====== Dataset excerpts ======

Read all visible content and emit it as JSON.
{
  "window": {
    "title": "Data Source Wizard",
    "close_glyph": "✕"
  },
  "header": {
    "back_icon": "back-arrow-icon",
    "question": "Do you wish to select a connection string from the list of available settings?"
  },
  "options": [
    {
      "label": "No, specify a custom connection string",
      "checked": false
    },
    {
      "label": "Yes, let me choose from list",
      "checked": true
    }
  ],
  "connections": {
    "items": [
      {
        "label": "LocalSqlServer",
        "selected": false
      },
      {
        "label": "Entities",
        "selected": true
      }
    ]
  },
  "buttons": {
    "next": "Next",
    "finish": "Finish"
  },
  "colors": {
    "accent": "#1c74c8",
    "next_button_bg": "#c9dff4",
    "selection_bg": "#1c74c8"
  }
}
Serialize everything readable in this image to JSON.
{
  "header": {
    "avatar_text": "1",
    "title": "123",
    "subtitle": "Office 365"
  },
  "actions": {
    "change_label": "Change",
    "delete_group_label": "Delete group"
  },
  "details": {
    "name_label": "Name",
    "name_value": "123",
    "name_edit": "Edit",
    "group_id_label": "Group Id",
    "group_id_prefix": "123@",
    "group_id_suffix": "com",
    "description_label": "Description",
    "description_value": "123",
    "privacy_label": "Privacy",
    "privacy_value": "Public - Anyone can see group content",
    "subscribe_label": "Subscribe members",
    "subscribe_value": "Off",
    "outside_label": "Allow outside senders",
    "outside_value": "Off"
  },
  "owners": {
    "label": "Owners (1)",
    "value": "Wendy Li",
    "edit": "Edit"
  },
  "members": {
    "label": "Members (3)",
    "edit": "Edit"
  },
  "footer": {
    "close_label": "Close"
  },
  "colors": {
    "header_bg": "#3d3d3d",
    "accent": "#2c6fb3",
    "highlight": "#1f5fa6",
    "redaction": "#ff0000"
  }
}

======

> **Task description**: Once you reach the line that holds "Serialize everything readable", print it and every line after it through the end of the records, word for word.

> **Your solution**:
Serialize everything readable in this image to JSON.
{
  "header": {
    "avatar_text": "1",
    "title": "123",
    "subtitle": "Office 365"
  },
  "actions": {
    "change_label": "Change",
    "delete_group_label": "Delete group"
  },
  "details": {
    "name_label": "Name",
    "name_value": "123",
    "name_edit": "Edit",
    "group_id_label": "Group Id",
    "group_id_prefix": "123@",
    "group_id_suffix": "com",
    "description_label": "Description",
    "description_value": "123",
    "privacy_label": "Privacy",
    "privacy_value": "Public - Anyone can see group content",
    "subscribe_label": "Subscribe members",
    "subscribe_value": "Off",
    "outside_label": "Allow outside senders",
    "outside_value": "Off"
  },
  "owners": {
    "label": "Owners (1)",
    "value": "Wendy Li",
    "edit": "Edit"
  },
  "members": {
    "label": "Members (3)",
    "edit": "Edit"
  },
  "footer": {
    "close_label": "Close"
  },
  "colors": {
    "header_bg": "#3d3d3d",
    "accent": "#2c6fb3",
    "highlight": "#1f5fa6",
    "redaction": "#ff0000"
  }
}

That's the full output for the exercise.